Interacting with the Automatic Filling Machine

Interacting with the Automatic Filling Machine

One of the major benefits of automatic packaging machinery is the ability to continuously run production without the necessity of constant human intervention.  However, even automated packaging lines will require operators to set up, change over and maintain the line as well as monitor the system during operation. To further explain the role of an operator working with automatic packaging machinery, we will look at each of these tasks as they relate to a filling machine.


The set up of the filling machine will normally be done by seasoned installers or technicians from the manufacturer of the packaging machinery.  However, experienced operators of a liquid filler may set the machine up without such assistance.  Set up of the bottle filler will always include positioning the machine in the desired position along the power conveyor system as well as leveling the machine.  Automatic fillers will normally include leveling legs that allow the operator to adjust the position of the equipment until the machine sits level on the production floor.  If the machine is not level, the operator may notice inconsistency in the fills, drips, spills and other issues that take away from the efficiency of the machine.

Once leveled, the filling machine will need to be adjusted for the bottle to be run.  This includes not only adjusting conveyor rails and fill heads, but setting the correct parameters on the operator interface.  Automatic liquid fillers will include a PLC and touchscreen interface to make such set up as easy as possible.  However, even with the help of the interface, finding delay and duration times for indexing, pump speeds, fill times and other parameters can be time consuming.  Many times, recipes will be included by the manufacturer for each bottle to be run and saved to the PLC.  In these instances, the operator need simply recall the correct recipe to complete setup.  It is a good idea, however, for an operator to be trained in setting up these parameters so as to be prepared should a new bottle or bottles be introduced to the packaging line in the future.

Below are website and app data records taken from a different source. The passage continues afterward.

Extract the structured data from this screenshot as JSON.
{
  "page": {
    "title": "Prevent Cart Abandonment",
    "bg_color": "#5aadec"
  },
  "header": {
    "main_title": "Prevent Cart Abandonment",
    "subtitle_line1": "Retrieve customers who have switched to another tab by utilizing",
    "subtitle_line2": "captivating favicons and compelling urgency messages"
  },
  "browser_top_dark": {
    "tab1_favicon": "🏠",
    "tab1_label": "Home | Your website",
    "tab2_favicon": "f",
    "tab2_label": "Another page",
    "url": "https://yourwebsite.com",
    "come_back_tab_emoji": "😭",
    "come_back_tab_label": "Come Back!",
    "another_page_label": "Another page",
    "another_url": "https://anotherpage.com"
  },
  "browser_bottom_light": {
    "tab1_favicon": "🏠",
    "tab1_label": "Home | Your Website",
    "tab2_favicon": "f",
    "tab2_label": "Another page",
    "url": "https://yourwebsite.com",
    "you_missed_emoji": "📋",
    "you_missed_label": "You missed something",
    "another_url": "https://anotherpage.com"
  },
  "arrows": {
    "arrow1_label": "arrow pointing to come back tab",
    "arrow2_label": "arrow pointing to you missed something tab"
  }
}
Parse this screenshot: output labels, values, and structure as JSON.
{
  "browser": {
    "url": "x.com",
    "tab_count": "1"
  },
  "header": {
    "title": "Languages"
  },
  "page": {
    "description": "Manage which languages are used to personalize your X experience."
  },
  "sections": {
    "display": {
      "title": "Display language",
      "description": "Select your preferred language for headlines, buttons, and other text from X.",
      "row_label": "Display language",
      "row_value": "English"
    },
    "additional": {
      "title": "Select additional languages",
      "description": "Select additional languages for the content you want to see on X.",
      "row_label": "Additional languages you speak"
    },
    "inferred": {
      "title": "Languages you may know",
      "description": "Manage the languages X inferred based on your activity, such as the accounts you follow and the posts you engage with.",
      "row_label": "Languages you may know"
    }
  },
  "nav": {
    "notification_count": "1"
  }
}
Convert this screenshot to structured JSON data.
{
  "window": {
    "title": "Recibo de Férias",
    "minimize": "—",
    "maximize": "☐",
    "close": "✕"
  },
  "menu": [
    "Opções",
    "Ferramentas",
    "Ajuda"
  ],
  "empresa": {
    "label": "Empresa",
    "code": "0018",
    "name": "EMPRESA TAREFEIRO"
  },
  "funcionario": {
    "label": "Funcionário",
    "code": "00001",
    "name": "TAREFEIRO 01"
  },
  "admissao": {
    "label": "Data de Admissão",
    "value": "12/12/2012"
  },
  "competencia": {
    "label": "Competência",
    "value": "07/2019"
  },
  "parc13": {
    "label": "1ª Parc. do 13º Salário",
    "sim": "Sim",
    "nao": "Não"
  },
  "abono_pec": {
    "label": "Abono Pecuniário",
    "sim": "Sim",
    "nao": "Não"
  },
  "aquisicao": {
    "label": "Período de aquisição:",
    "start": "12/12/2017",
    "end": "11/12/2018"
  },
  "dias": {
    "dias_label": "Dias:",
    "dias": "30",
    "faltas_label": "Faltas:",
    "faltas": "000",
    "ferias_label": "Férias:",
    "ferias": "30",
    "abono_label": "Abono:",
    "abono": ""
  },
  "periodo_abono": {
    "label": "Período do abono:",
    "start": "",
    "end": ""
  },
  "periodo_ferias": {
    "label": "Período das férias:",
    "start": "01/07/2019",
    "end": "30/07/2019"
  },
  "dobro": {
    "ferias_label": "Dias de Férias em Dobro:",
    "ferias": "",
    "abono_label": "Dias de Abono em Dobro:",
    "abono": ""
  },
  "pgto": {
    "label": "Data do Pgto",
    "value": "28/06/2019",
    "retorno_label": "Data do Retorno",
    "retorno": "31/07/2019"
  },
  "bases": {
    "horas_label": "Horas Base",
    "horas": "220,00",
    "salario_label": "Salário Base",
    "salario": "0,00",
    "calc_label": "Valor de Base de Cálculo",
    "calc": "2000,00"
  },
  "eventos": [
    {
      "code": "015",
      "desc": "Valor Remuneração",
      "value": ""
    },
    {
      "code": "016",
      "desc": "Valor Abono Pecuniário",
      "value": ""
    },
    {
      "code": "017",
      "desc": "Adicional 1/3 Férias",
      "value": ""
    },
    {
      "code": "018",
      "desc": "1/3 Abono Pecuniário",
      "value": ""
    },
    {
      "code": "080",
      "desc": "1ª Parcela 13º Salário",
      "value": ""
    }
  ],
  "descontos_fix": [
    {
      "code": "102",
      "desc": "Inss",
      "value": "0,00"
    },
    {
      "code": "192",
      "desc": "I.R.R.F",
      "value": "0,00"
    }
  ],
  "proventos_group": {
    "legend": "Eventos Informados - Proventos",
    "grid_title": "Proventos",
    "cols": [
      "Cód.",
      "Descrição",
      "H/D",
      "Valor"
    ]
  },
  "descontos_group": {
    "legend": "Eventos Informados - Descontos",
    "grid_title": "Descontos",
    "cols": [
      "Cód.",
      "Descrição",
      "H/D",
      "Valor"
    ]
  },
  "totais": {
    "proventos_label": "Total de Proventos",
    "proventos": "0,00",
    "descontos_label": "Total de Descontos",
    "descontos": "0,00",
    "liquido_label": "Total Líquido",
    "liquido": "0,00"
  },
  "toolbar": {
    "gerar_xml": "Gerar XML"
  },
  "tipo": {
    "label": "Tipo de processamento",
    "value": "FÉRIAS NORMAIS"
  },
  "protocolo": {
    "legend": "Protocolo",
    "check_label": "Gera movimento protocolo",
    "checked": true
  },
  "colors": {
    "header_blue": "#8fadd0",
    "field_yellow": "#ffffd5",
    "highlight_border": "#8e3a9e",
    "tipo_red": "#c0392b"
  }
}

Change over refers to moving from one bottle to another during production runs, usually consisting of changing from one size to another.  In these scenarios, the operator will generally have to perform the same tasks as the initial set up - adjust rails, adjust fill heads, adjust parameters - less the leveling of the filling machine itself. 
Again, when recipes are saved by the manufacturer of the filler, the operator can simply recall the correct recipe and forego setting all the parameters (rails and fill heads will still need to be adjusted, along with any other physical changes necessary).  The ability to set parameters is still a good skill for an operator to acquire for the same reasons noted above.


Automatic filling equipment includes wear parts, which will differ depending on the type of filling machine being used. An overflow filler, for example, will include nozzle seals that may need to be replaced from time to time.  Certain products may wear tubing out over time, leading to the need for replacements.  The operator of the automatic filling machine will need to shut down the machine and change these parts out when necessary.

Routine maintenance should also include the regular cleaning of the equipment.  Depending on the type of filler, the product being used and the packaging environment, different methods of cleaning may be necessary, from simply spraying down the equipment to wiping it clean or even running a cleaning agent through the machine after each production run.  In general, the equipment should be kept free from dust, debris or product buildup that could cause the machine to malfunction or take away from the useful life of the equipment.

Some automatic fillers will also come equipped with Clean In Place (CIP) systems that will run cycles through the product pathway and do much of the cleaning for the operator.  In these cases, the operator will once again use the interface to set clean times and cycles, making this portion of maintenance as simple as pushing a button.


Finally, an operator will be used to simply monitor the filling machine and other equipment on a packaging line.  Monitoring may be coupled with tasks such as replenishing bottles and caps when necessary.  In general, the operator is looking for tipped bottles, bottle jams and other issue that can affect the performance of the machinery.  Typically, the operator will monitor the entire line, as an issue on one machine will eventually cause problems up and down the entire line.  Operators may be assisted in monitoring the line and clearing issues with tools such as stacked alarm lights, interface alarm screens and E-stop buttons.  The first two tools help to alert the operator of an issue while E-Stop buttons allow the operator to immediately shut down the line and clear any problems.

Of course, different filling machines, and different packaging lines, will force the operator to perform different functions.  The above is a basic and typical overview of what would be required of an operator of a filling machine.  Whenever acquiring new packaging equipment, ensure that the necessary tasks of the operator are understood to avoid start up surprises and ensure proper training and safety.